This leads to questioning my original purpose, or need, in making the artwork. If I am capable of getting a thrill from destroying it, then giving my work an eternal life on a museum wall doesn't seem to be what drove me to make it in the first place. As many times as I may consider my artwork trash, it does not stamp out my desire to create something new. In a way the destroying of work is essential to the creation of more. An overpopulated studio doesn't breed new work or ideas (at least for me). I can regard each trashed item as a test-run, the time spent making it as a learning experience. If it's all experimentation though, who makes the judgement call on what should be saved? Me? Give me another five years and my opinion is sure to change.
Friday, August 10, 2007
Wednesday, August 8, 2007
The show was a result of six artists, Jessie Cregar, George Long, Scott Pethia, Mario Schambon, and TindelMichi, who have been getting together on Sundays to collaborate on works of art. I liked their #1 rule for the get-togethers: they "Must always have fun". The show was predominantly paintings of layered imagery, each artists adding different techniques and materials, along with one very interesting sculpture:
The painted column in the courtyard was a nice referenced the original platform for graffiti work:
Tuesday, August 7, 2007
Polyconic BS1sph (8/6) 7_98 (2000)
B.S.A.M. BL2sph (8/6) 7_98 (2000)
"As artists accustomed to working with physical materials like clay, stone or steel we considered the manipulation of three-dimensional forms in virtual space, like map projections, as a non-traditional extension of the sculptural process."
From the Topologies series:
From the Thinskinned series:
Thinskinned [eb_2] (2004)
Thinskinned [L6_1] (2004)

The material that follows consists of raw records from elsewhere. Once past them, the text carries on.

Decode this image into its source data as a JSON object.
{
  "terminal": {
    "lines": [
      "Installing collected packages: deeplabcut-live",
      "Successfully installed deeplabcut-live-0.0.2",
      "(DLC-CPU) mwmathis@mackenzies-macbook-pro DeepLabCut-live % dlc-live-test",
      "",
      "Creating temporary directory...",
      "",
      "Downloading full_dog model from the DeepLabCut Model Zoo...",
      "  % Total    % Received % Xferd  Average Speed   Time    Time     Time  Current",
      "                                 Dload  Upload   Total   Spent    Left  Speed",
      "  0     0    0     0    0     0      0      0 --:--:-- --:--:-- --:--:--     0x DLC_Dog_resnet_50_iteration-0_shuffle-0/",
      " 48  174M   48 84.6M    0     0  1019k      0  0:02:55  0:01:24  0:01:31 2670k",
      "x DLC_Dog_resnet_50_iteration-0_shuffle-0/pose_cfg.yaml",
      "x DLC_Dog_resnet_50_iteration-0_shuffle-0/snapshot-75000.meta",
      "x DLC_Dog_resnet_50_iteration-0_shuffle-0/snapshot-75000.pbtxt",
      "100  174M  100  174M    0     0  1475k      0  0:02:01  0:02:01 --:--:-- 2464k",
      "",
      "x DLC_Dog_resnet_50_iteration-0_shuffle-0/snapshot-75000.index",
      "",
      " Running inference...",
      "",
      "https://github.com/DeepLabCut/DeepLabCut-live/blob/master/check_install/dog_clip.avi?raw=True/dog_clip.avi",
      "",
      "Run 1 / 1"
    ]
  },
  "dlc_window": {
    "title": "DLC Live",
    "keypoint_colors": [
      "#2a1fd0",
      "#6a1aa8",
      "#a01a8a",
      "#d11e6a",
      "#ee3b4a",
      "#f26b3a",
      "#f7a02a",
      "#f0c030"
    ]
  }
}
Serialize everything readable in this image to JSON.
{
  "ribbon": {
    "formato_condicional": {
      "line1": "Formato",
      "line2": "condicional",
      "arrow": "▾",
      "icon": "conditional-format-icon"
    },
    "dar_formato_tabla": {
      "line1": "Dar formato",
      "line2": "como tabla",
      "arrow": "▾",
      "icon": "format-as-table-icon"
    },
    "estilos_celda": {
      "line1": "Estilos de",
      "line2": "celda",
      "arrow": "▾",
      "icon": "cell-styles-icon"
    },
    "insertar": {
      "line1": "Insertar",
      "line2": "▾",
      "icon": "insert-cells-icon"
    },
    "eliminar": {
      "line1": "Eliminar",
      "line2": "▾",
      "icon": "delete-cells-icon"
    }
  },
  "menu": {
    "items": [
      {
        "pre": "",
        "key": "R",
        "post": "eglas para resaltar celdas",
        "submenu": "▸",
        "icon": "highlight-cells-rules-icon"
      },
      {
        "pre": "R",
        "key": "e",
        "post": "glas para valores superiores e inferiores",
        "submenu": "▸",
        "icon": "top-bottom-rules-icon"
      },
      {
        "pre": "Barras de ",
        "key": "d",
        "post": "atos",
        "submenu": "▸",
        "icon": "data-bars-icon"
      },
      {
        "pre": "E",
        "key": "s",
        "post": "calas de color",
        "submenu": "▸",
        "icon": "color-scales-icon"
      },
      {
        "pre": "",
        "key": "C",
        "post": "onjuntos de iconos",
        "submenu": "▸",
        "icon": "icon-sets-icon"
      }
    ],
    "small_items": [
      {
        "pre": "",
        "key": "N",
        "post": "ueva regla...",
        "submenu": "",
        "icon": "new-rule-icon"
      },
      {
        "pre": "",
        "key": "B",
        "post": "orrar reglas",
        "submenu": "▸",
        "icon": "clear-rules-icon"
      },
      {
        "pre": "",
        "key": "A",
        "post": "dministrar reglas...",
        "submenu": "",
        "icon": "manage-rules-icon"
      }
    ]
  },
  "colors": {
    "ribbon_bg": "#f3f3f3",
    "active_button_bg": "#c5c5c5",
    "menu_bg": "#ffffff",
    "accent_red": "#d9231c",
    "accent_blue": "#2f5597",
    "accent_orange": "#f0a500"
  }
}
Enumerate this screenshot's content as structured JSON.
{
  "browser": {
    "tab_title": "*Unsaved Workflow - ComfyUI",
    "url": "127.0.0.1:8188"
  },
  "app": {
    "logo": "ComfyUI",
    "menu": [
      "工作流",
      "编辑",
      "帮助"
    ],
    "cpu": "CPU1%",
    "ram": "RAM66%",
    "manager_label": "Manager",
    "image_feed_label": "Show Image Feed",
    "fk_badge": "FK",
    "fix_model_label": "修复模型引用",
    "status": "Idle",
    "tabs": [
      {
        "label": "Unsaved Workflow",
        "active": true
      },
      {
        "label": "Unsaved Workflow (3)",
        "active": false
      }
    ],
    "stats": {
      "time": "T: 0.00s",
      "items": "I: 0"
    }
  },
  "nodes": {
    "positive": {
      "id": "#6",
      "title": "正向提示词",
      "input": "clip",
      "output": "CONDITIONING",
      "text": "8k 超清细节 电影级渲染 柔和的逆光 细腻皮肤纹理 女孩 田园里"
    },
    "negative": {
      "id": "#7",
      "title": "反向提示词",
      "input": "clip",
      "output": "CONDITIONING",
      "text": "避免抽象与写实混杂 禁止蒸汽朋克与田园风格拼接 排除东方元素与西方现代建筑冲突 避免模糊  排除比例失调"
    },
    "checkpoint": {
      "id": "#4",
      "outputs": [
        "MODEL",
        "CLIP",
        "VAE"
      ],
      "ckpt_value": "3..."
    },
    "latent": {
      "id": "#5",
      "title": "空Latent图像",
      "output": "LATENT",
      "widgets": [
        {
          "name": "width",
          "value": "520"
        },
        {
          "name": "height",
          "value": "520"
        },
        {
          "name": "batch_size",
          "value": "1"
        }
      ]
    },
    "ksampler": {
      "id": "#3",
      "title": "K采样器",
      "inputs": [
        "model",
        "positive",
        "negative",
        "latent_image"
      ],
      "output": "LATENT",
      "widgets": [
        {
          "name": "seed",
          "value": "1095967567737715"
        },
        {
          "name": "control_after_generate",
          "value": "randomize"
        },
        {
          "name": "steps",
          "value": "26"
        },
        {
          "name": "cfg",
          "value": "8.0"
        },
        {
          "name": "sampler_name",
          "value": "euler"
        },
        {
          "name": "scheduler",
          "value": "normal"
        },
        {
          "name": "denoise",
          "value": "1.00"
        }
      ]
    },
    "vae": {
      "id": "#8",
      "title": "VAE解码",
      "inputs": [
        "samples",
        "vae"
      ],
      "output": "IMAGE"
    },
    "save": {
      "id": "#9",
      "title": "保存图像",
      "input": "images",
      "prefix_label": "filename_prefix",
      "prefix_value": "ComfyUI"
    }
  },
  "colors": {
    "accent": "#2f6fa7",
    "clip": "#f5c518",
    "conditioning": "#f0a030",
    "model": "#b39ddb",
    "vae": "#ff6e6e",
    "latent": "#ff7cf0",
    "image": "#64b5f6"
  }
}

LoCutro and Outcault reference the Cubist and Futurist in talking about their mission, but they also remind me of the Bauhaus, who saw the power of the camera as a tool to see beyond the ability of the human eye, championing scientific photography and the beauty in the microscopic.
Using such advanced technology as a new form of "seeing", I think the real artistry lies in what the artist do with the information taken from the scanner. The images offer much more than a simple body scan and have taken what could have been considered documentation and manipulated it into something more poetic and more telling of the human condition.
More images and info on their website: http://members.verizon.net/~vze3s5q6/index.html